In the context of Intel, the newly introduced instance types are pre-announcements. Some of them are rather exciting and relevant in case you are planning to make big decisions in the area of SAP in the near future so let's have a look at them.
Here's an overview of the Intel landscape on AWS:
In the newest instance types, you see the letter "i" added after the generation number. This indicates that Intel is no longer considered the de-facto-standard or default instance type. Instead, it is one of three processor options available on a platform that puts the choice in the hands of customers. Still, as you can see above, Intel has the broadest spectrum of instance types and variants available today. No other platform has high-frequency instances, or HDD-based storage optimized instances or block-storage optimized R5 instances. These are real differentiators for workloads with specific requirements.
Pre-announcement: Next Generation (Extra) High Memory
For years, customers had high memory and extra high memory options with the X1 and X1e instance types - most often used for SAP HANA. I am pleased to see the announcement of a new set of (extra) high memory options that are fully modernised Nitro-based instances:
X2idn instances give a 16 : 1 memory-to-vCPU ratio and up to 50% better price performance compared to X1. It comes with local instance storage and up to 100Gbps network bandwidth.
In the context of High Memory instances, the additional "e" in the instance type name means "extra memory". As a result, X2iedn give a 32 : 1 memory-to-vCPU ratio with up to 4TB of RAM and up to 50% better price performance compared to X1. This instance type too comes with local storage and up to 100Gbps network bandwidth.
X2iezn is a bit different from the previous two.

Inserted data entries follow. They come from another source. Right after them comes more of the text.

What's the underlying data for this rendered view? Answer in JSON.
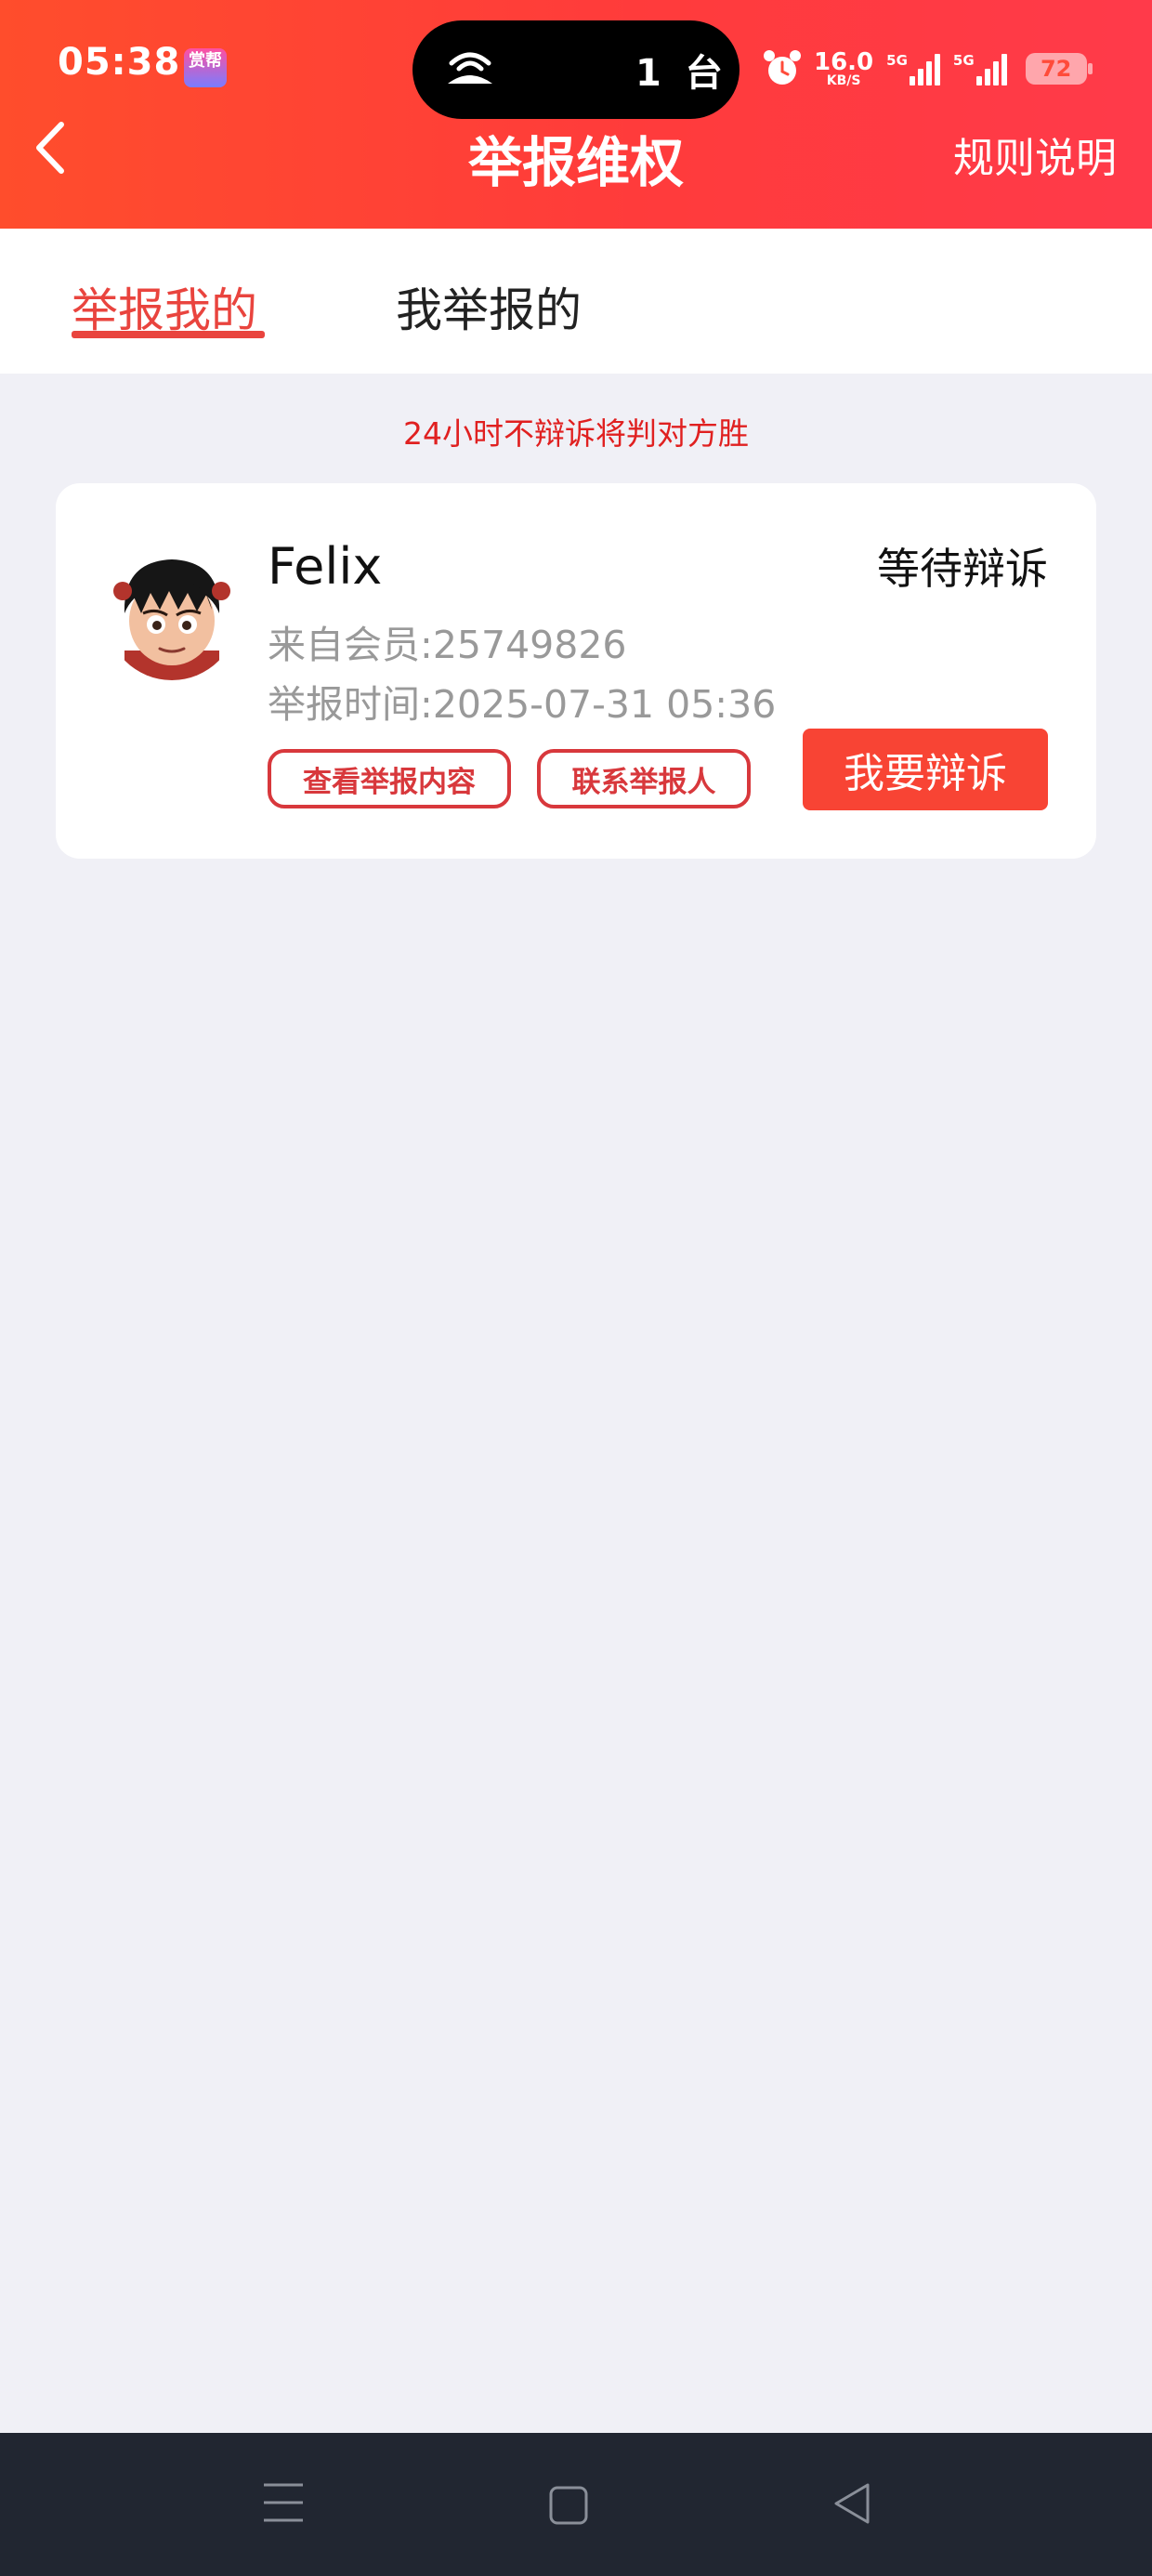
{
  "status_bar": {
    "time": "05:38",
    "app_badge": "赏帮",
    "pill_text": "1 台",
    "net_speed_value": "16.0",
    "net_speed_unit": "KB/S",
    "sim1_label": "5G",
    "sim2_label": "5G",
    "battery": "72"
  },
  "nav": {
    "title": "举报维权",
    "rules_link": "规则说明"
  },
  "tabs": [
    {
      "label": "举报我的",
      "active": true
    },
    {
      "label": "我举报的",
      "active": false
    }
  ],
  "notice": "24小时不辩诉将判对方胜",
  "report": {
    "user_name": "Felix",
    "member": "来自会员:25749826",
    "report_time": "举报时间:2025-07-31 05:36",
    "status": "等待辩诉",
    "view_button": "查看举报内容",
    "contact_button": "联系举报人",
    "appeal_button": "我要辩诉"
  },
  "colors": {
    "header_start": "#ff4d2c",
    "header_end": "#ff3a4a",
    "accent": "#e9443e",
    "notice": "#e02020",
    "appeal_button": "#f84434",
    "background": "#f0f0f6",
    "system_nav": "#212631"
  },
  "icons": {
    "back": "chevron-left-icon",
    "alarm": "alarm-icon",
    "pill": "hotspot-icon",
    "nav_menu": "menu-icon",
    "nav_home": "home-square-icon",
    "nav_back": "back-triangle-icon"
  }
}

Where the first two are targeting SAP HANA in particular, X2iezn is optimized for memory-intensive electronic design automation workloads. The "z" in the instance type indicates a High-Frequency processor, offering an all-core turbo frequency up to 4.5Ghz. The largest instance has 1.5TB memory. This instance type offers up to 55% better price performance compared to X1e.
Pre-announcement: Next Generation Local Storage (SSD) Optimized
Finally, I4i instances will allow Intel to follow in the footsteps of Graviton2 leveraging Nitro SSD in a similar way, offering up to 30% better compute price performance than I3 instances and offering up to 30 TB of local NVMe storage.
4. Specialized Compute
Finally, we have a category of instance types that do not fit well in the Graviton / AMD / Intel bucket for a variety of reasons. These are instance types for specific purposes with only one processor option available. Here is an overview:
Preview: M1 Based Mac2 macOS instances
At re:Invent 2020, AWS introduced the first generation macOS instances, still based on Intel X86 processors. Apple had recently introduced their M1 custom silicon but it was still too early and too short a time frame to bring these to EC2.
Now available in preview: new Mac2 instances that are based on Apple's M1 processor. Practically, this means there is a 2nd flavor Arm processor on EC2 but for very specific purposes. Typically used for iOS / macOS development and CI/CD pipelines.
Preview: AWS Trainium Instances for Deep Learning Training
At re:Invent 2020, AWS pre-announced the AWS Trainium custom silicon chips, purpose-built for Deep Learning. This year, AWS Trainium based Trn1 instances are available for preview:
Trn1 instances come with up to 800Gbps network throughput - which makes them particularly suitable for high-performance compute clusters. When deployed in EC2 UltraClusters, Trn1 can be scaled to tens of thousands of accelerators. Trn1 UltraClusters are 2.5x larger than previous generation EC2 UltraClusters.
Conclusion: Lots of choices across a broad spectrum!
When AWS, AMD and Intel are competing for the best price-performance, the customer wins! AWS gives you the choice to select the best performing processor at the lowest cost for any workload. And with the new announcements from re:Invent 2021 the options further broadened.
Keep in mind: some of these are previews, pre-announcements and for others, it may be early days. Allow some time for new instance types to come to a region near you. Looking forward to an exciting future with more and faster processors!